Nick Norwood’s Gravel and Hawk
Gravel and Hawk
by Nick Norwood
Ohio University Press, 2012
72 pages / $16.95 Buy from Ohio University Press or Amazon
The traditional story of the south: barns, fields, dilapidated gas stations, grandparents, a keen sense of rhythm, and a pronounced attention to the detail of these things. Family stories filled with fairly controlled amounts of emotion and longing and romanticism. Qualities like these flare in Nick Norwood’s latest collection, Gravel and Hawk, out from Ohio University Press. It’s a book of family and most certainly of place. The moving lens of the speaker hovers over these components for various amounts of time and in various patterns, chopping up the focus so that the southern tale might not get too long-winded.
Norwood uses his focus on the South to expose the relationship between people and place throughout the collection. At least, the opportunities are there and some exposure is developed. He constructs a short sequence near the middle of the book simply called “Buildings,” in which various buildings around this hometown are examined in various lights. Some focus on the items lying around the place while others describe past events on the property, memories and injuries.

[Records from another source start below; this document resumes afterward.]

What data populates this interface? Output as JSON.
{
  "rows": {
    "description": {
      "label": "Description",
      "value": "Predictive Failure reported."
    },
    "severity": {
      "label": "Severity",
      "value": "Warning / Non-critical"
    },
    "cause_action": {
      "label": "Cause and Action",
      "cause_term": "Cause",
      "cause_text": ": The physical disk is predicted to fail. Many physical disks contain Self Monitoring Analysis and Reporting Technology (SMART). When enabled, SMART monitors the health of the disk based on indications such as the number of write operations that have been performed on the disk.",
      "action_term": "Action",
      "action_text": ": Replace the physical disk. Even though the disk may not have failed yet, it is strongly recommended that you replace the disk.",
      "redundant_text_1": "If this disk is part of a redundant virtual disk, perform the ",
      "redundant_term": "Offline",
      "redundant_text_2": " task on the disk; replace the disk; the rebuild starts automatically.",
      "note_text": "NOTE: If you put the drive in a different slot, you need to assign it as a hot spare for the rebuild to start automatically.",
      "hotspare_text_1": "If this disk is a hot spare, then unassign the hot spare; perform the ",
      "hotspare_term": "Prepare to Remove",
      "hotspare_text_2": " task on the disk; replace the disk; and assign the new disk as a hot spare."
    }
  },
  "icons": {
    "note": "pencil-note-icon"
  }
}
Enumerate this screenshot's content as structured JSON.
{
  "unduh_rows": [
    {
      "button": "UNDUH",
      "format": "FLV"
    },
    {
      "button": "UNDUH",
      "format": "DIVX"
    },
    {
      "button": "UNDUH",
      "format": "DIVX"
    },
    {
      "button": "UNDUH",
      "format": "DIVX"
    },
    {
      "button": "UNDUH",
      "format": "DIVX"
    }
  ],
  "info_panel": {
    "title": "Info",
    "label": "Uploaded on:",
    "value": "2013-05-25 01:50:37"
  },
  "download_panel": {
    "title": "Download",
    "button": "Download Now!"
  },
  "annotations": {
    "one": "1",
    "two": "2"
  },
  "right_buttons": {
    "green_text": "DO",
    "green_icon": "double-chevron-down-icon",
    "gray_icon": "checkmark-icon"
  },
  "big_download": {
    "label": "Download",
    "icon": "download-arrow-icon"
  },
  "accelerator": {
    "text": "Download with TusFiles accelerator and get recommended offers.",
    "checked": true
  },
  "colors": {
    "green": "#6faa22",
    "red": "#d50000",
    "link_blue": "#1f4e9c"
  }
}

I’m reminded right away during the first of these poems, called “Filling Station,” of — obviously — the Elizabeth Bishop poem of the same name. While Norwood’s gas station has some beautiful imagery, such as the opening line “The dirt driveway is potbelly black, / jeweled with bottle caps and broken glass,” the poem doesn’t do what Bishop’s does so well: connect the place with its people. And in a collection so focused on the people and family of the South, it seems to me more importance should be applied to this connection.
Later in the same sequence, a poem titled “Field Shed” does accomplish this connection, and it does it well. Here the farmer walks among the many still and silent dangers sitting in the shed. “He walks in a vapor, drags it like a mean spirit / a half step behind. Where he stops it hovers. / His father’s harness hangs on the wall.” The man now has a past, a father, has concerns and threats, “mean spirits,” and all these things that a place can and should bring to its residents. Finally we have connections. Finally we have the South.
February 4th, 2013 / 12:00 pm